Herk Harvey described to me a strange outdoor ballroom he had seen rotting on the shores of the Great Salt Lake. . . and said he’d like to make a film about creatures rising from the lake and doing a dance of death in this pavilion. That was the image he had and he asked if I would create a script encompassing that.
We decided the film would feature someone being chased, and since there wouldn’t be much budget, we couldn’t indulge in a lot of expensive effects.
While thinking about a character and a story, I was also trying to think of locations that would put atmosphere on the screen at little expense. And one of the places I thought about was the Reuter Organ Company here in Lawrence, Kansas. Reuter builds church pipe organs—and I had seen the room where they assemble and test these exposed pipes. And I decided to use that organ-testing room. And that gave me the idea of making Mary Henry an organist. . .which led to her going to Salt Lake City to work in a church. . .which caused her to drive past the old Saltair pavilion and so forth. . .
Once I established the lead character and the mood, the story flowed easily. I had one of those writer’s experiences where a film story just sort of unreeled in my mind—and night after night it was there on the mental screen like a serial.
I didn’t so much invent the story and write it as I did write the story and then see what I had invented.
From the writer’s angle, I was freed by the fact that I had no need to worry about Hollywood formats. I didn’t have to conform in any way. I knew who the producer and director would be, and that he would be open to whatever I proposed. It is, for instance, one of the few films from that period, or even today, that has no love story or romance, even as a subplot.
Also, you know, considering the miniscule budget, there are some good things in Carnival of Souls as far as direction and cinematography and so forth. I don’t know all the director’s secrets, but I do know I have a writer’s secret in Carnival that helps make it stay in the minds of some of its fans. Apparently, none of the many people who have written about the film has noticed it: I decided early on to give the heroine no real sympathy or understanding from any other character. For the viewer, there is no relief from her dilemma, no catharsis except what viewers create for themselves. I believe that is one reason the film tends to linger in the mind.

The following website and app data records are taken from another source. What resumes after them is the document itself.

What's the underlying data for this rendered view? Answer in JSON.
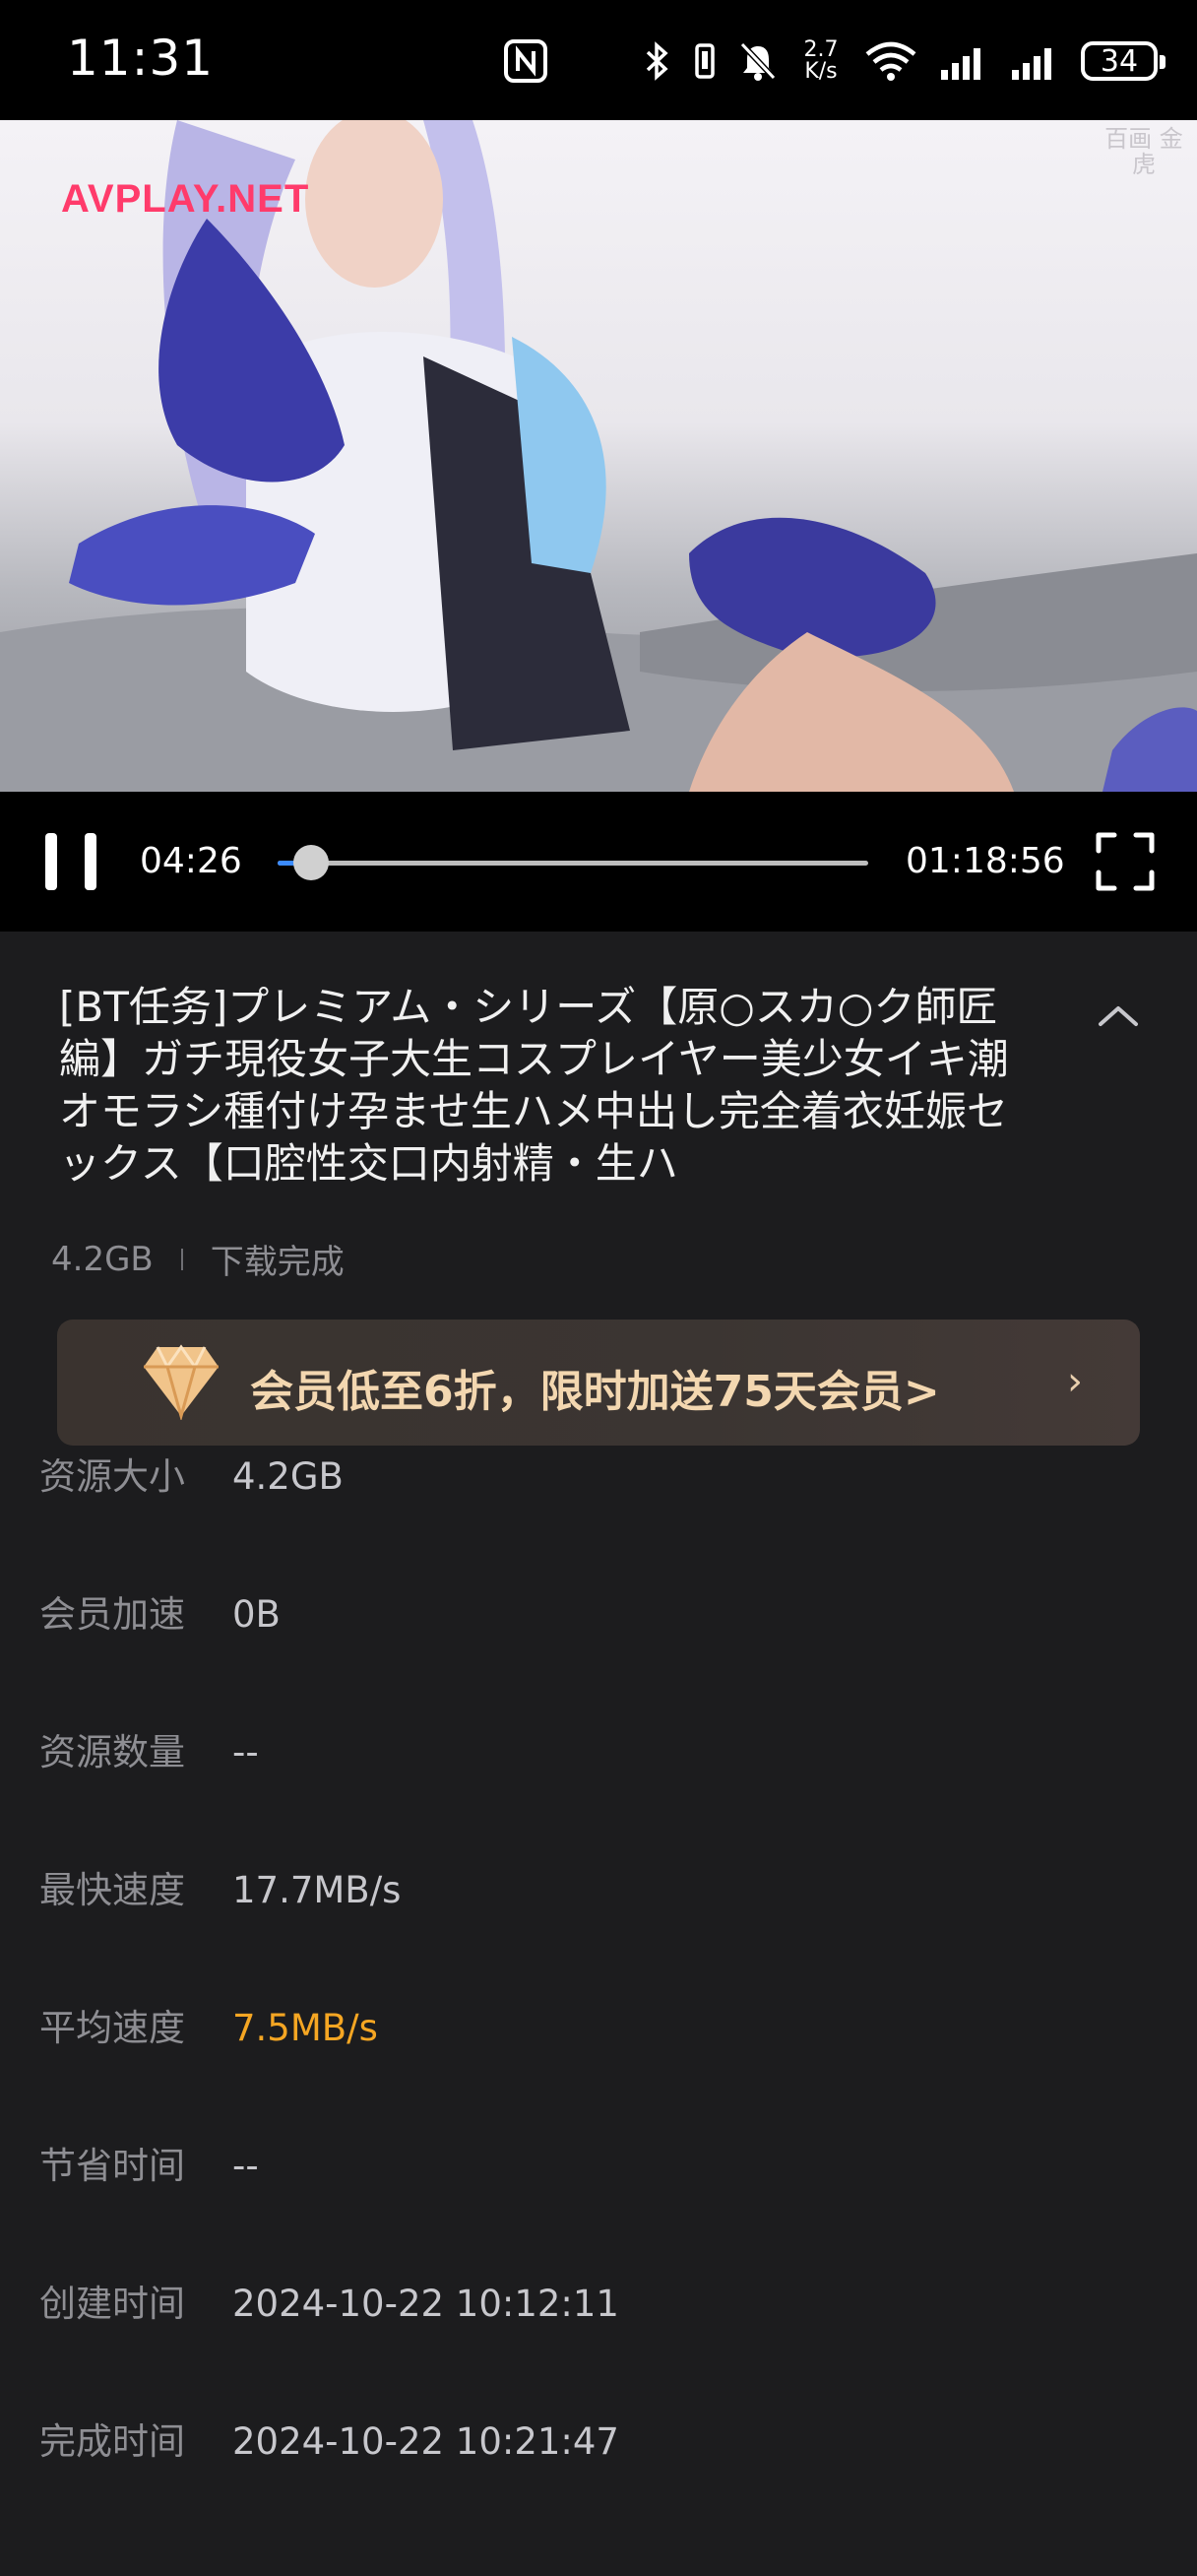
{
  "status_bar": {
    "time": "11:31",
    "network_speed_top": "2.7",
    "network_speed_bottom": "K/s",
    "battery": "34",
    "icons": [
      "nfc-icon",
      "bluetooth-icon",
      "vibrate-icon",
      "mute-icon",
      "wifi-icon",
      "signal-icon",
      "signal-icon",
      "battery-icon"
    ]
  },
  "video": {
    "watermark": "AVPLAY.NET",
    "corner_seal": "百画 金虎"
  },
  "player": {
    "current_time": "04:26",
    "total_time": "01:18:56",
    "progress_fraction": 0.056,
    "progress_color": "#3b8bff",
    "state": "playing"
  },
  "file": {
    "title": "[BT任务]プレミアム・シリーズ【原○スカ○ク師匠編】ガチ現役女子大生コスプレイヤー美少女イキ潮オモラシ種付け孕ませ生ハメ中出し完全着衣妊娠セックス【口腔性交口内射精・生ハ",
    "size": "4.2GB",
    "status": "下载完成"
  },
  "promo": {
    "text": "会员低至6折，限时加送75天会员>",
    "arrow": "›",
    "icon": "diamond-icon"
  },
  "details": [
    {
      "label": "资源大小",
      "value": "4.2GB"
    },
    {
      "label": "会员加速",
      "value": "0B"
    },
    {
      "label": "资源数量",
      "value": "--"
    },
    {
      "label": "最快速度",
      "value": "17.7MB/s"
    },
    {
      "label": "平均速度",
      "value": "7.5MB/s"
    },
    {
      "label": "节省时间",
      "value": "--"
    },
    {
      "label": "创建时间",
      "value": "2024-10-22 10:12:11"
    },
    {
      "label": "完成时间",
      "value": "2024-10-22 10:21:47"
    }
  ],
  "colors": {
    "accent": "#f5a623",
    "background": "#1c1c1e",
    "promo_text": "#f3d7b0"
  }
}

I wrote fast and had little time for revision, and it was my first film, so some of the lines translated into awkward and overblown dialogue. While many commentators noted that flaw, surprisingly few seemed to know that screenwriters also write the quiet, eerie, atmospheric scenes.
Reporters have asked why Carnival of Souls is still recirculating, playing theaters 30 years after it was made—when hundreds of other low-budget black-and-white films have been long forgotten. All I know is that the movie was created, directed, filmed and edited by people who loved the idea of making a picture—not to exploit anything or fit into any special niche, but just to make the best film they could with the limited resources available to them.